- "IATA - About Us". International Air Transport Association.
- "ASTA: Representing Travel Advisors and the Traveling Public for 85 Years". American Society of Travel Advisors. Retrieved 11 January 2021.
- "ABTA: About us". ABTA – The Travel Association.
- "Establishment of Cox & Kings".
- Turen, Richard (17 August 2008). "The world's oldest travel company". Travel Weekly.
- CAMERON, MIKE (7 October 2013). "A Brief Overview And Evolution Of The Travel Industry". Christopherson Business Travel.
- Kayleigh (16 August 2018). "The first travel agency organized train excursions". Medium.
- Cripps, Karla (23 September 2019). "Thomas Cook: A history of one of the world's oldest travel firms". CNN.
- "Dean and Dawson Limited 1871". Science Museum Group.
- "Brownell Travel: About Us". Brownell Travel.
- Junmian, Zhang (30 October 2011). "Top 10 influential businessmen of modern China". China Internet Information Center.
- "History of the Travel Agent Industry". 25 February 2015.
- "Japan Information". Nippon Travel Agency.
- "The vintage posters that lured travelers to Stalin's Soviet Union". The Daily Telegraph. 28 June 2018.

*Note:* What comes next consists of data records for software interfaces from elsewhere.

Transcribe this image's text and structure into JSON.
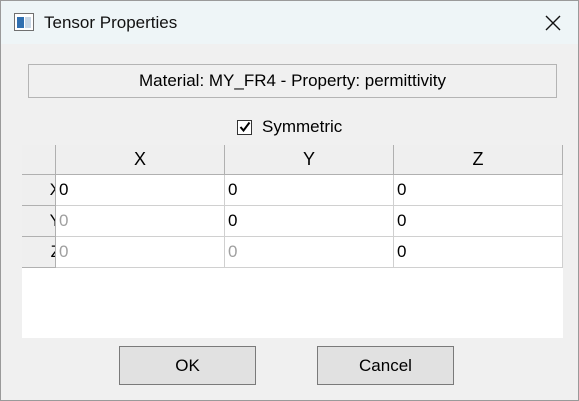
{
  "window": {
    "title": "Tensor Properties",
    "close_icon": "close-icon"
  },
  "header": {
    "text": "Material:  MY_FR4 - Property:  permittivity"
  },
  "symmetric": {
    "label": "Symmetric",
    "checked": true
  },
  "grid": {
    "columns": [
      "X",
      "Y",
      "Z"
    ],
    "rows": [
      {
        "label": "X",
        "cells": [
          "0",
          "0",
          "0"
        ]
      },
      {
        "label": "Y",
        "cells": [
          "0",
          "0",
          "0"
        ]
      },
      {
        "label": "Z",
        "cells": [
          "0",
          "0",
          "0"
        ]
      }
    ]
  },
  "buttons": {
    "ok": "OK",
    "cancel": "Cancel"
  }
}
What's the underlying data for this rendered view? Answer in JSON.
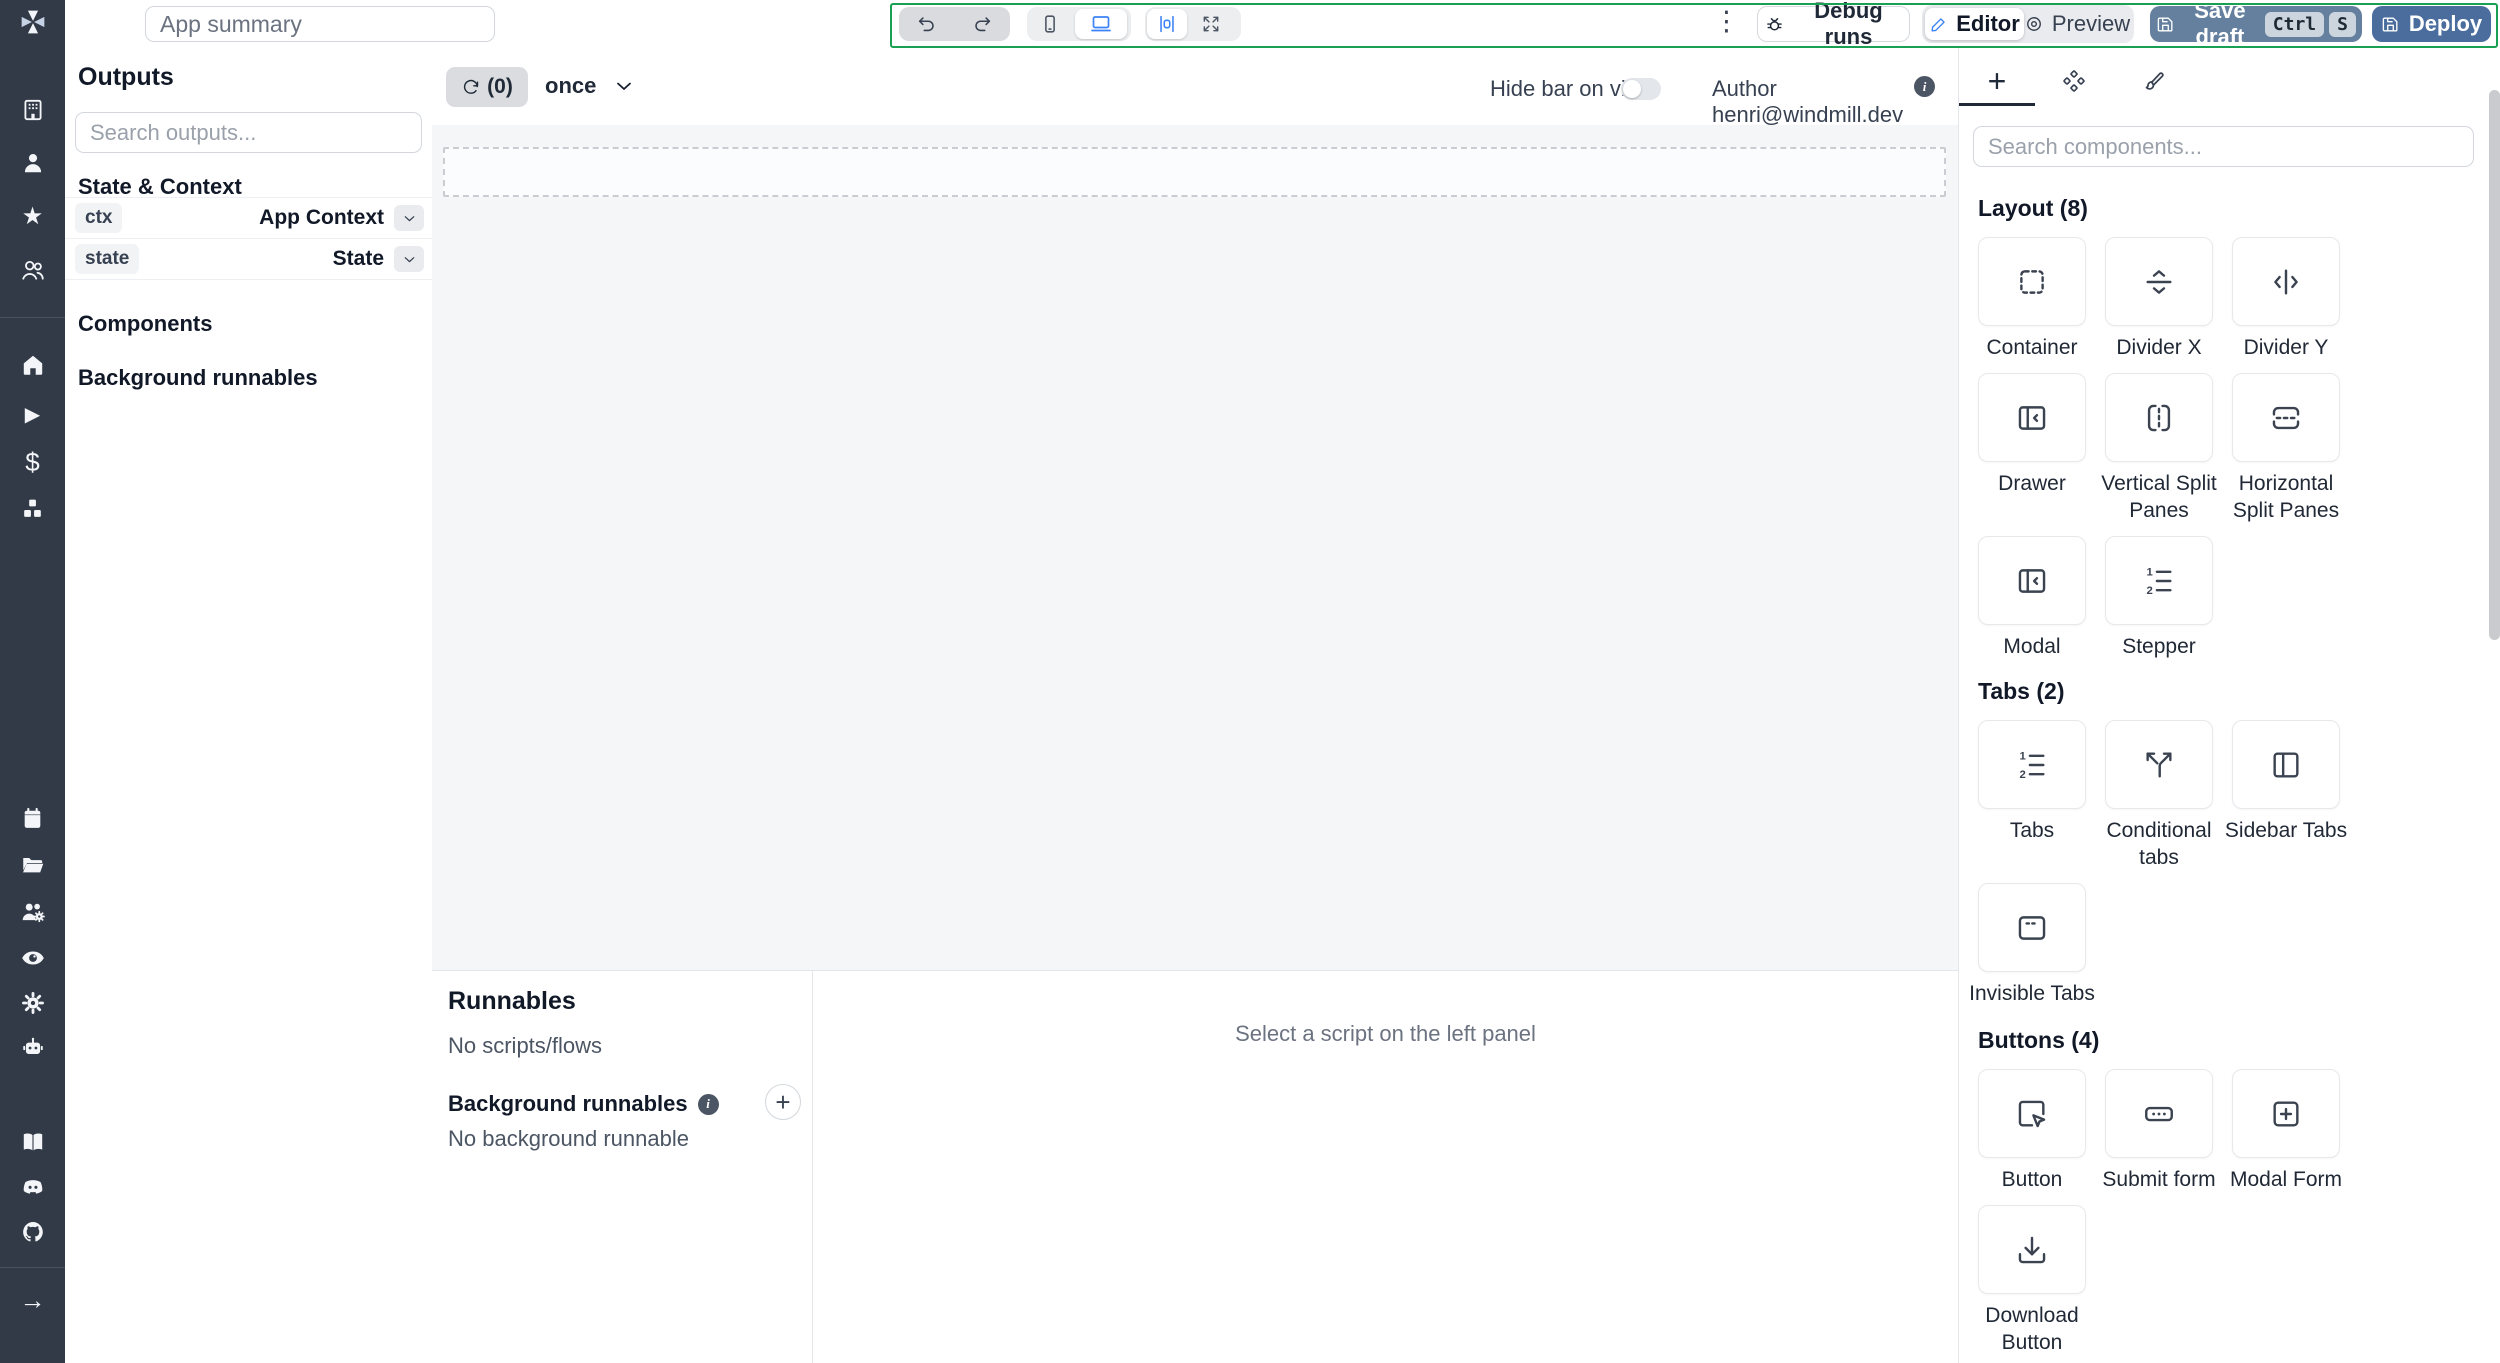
{
  "header": {
    "app_summary_placeholder": "App summary",
    "debug_runs_label": "Debug runs",
    "editor_label": "Editor",
    "preview_label": "Preview",
    "save_draft_label": "Save draft",
    "kbd_ctrl": "Ctrl",
    "kbd_s": "S",
    "deploy_label": "Deploy"
  },
  "canvas_toolbar": {
    "refresh_count": "(0)",
    "recompute_policy": "once",
    "hide_bar_label": "Hide bar on view",
    "author_label": "Author henri@windmill.dev"
  },
  "outputs": {
    "title": "Outputs",
    "search_placeholder": "Search outputs...",
    "state_context_title": "State & Context",
    "rows": [
      {
        "key": "ctx",
        "value": "App Context"
      },
      {
        "key": "state",
        "value": "State"
      }
    ],
    "components_label": "Components",
    "background_label": "Background runnables"
  },
  "runnables": {
    "title": "Runnables",
    "empty_scripts": "No scripts/flows",
    "background_title": "Background runnables",
    "background_empty": "No background runnable",
    "select_hint": "Select a script on the left panel"
  },
  "components_panel": {
    "search_placeholder": "Search components...",
    "sections": [
      {
        "title": "Layout (8)",
        "items": [
          {
            "label": "Container",
            "icon": "container"
          },
          {
            "label": "Divider X",
            "icon": "divider-x"
          },
          {
            "label": "Divider Y",
            "icon": "divider-y"
          },
          {
            "label": "Drawer",
            "icon": "drawer"
          },
          {
            "label": "Vertical Split Panes",
            "icon": "vertical-split"
          },
          {
            "label": "Horizontal Split Panes",
            "icon": "horizontal-split"
          },
          {
            "label": "Modal",
            "icon": "modal"
          },
          {
            "label": "Stepper",
            "icon": "stepper"
          }
        ]
      },
      {
        "title": "Tabs (2)",
        "items": [
          {
            "label": "Tabs",
            "icon": "tabs"
          },
          {
            "label": "Conditional tabs",
            "icon": "conditional-tabs"
          },
          {
            "label": "Sidebar Tabs",
            "icon": "sidebar-tabs"
          },
          {
            "label": "Invisible Tabs",
            "icon": "invisible-tabs"
          }
        ]
      },
      {
        "title": "Buttons (4)",
        "items": [
          {
            "label": "Button",
            "icon": "button-click"
          },
          {
            "label": "Submit form",
            "icon": "submit-form"
          },
          {
            "label": "Modal Form",
            "icon": "modal-form"
          },
          {
            "label": "Download Button",
            "icon": "download"
          }
        ]
      }
    ]
  },
  "sidebar": {
    "items": [
      "windmill-logo",
      "building",
      "user",
      "star",
      "users",
      "home",
      "play",
      "dollar",
      "cubes",
      "calendar",
      "folder",
      "user-cog",
      "eye",
      "gear",
      "robot",
      "book",
      "discord",
      "github",
      "arrow-right"
    ]
  },
  "icons": {
    "kebab": "⋮",
    "plus": "+",
    "star": "★",
    "play": "▶",
    "dollar": "$",
    "arrow_right": "→"
  },
  "colors": {
    "highlight_green": "#19a052",
    "save_draft_bg": "#64809e",
    "deploy_bg": "#4a6d9e",
    "accent_blue": "#3b82f6",
    "sidebar_bg": "#323a47"
  }
}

- Pedersen, Sune Bechmann (28 May 2018). "Eastbound tourism in the Cold War: the history of the Swedish communist travel agency Folkturist". Journal of Tourism History. Taylor & Francis. 10 (2): 130–145. doi:10.1080/1755182X.2018.1469679.
- Cottman, Michael (27 February 2018). "After six decades, black travel agency continues to help tourists 'embrace' Africa". NBC News.
- Jamison, Shantell E. (27 February 2018). "Black-owned Travel Agency Wants Tourists to 'Embrace' Africa". Ebony.
- Schaal, Dennis. "The History of Online Travel". Skift.
- Lee, Youjin (14 January 2019). "Why Are So Many South Korean Travel Agencies Closing?". Skift.
- Andal-Ancion, Angela; Cartwright, Phillip A.; George S., Yip (15 July 2003). "The Digital Transformation of Traditional Business". MIT Sloan Management Review. 44 (4): 34–41.
- May, Kevin (12 March 2014). "How 25 years of the Web inspired the travel revolution". The Guardian.
- COHEN, AMON (21 February 2000). "British Airways Eliminates Agency Commissions". Business Travel News.
- "In re Travel Agent Commission Antitrust Litigation". United States District Court for the Northern District of Ohio. 29 October 2007.
- "IN RE: TRAVEL AGENT COMMISSION ANTITRUST LITIGATION". United States Court of Appeals for the Sixth Circuit. 2 October 2009.
- "Occupational Outlook Handbook: Travel Agents". Bureau of Labor Statistics. Retrieved 11 January 2021.
- D'Ambrosio, Richard (9 August 2019). "Travel Agent Popularity on the Rise Yet Again". Travel Market Report.
- Shrikant, Aditi (21 September 2018). "How travel agencies avoided extinction and became a luxury service". Vox Media.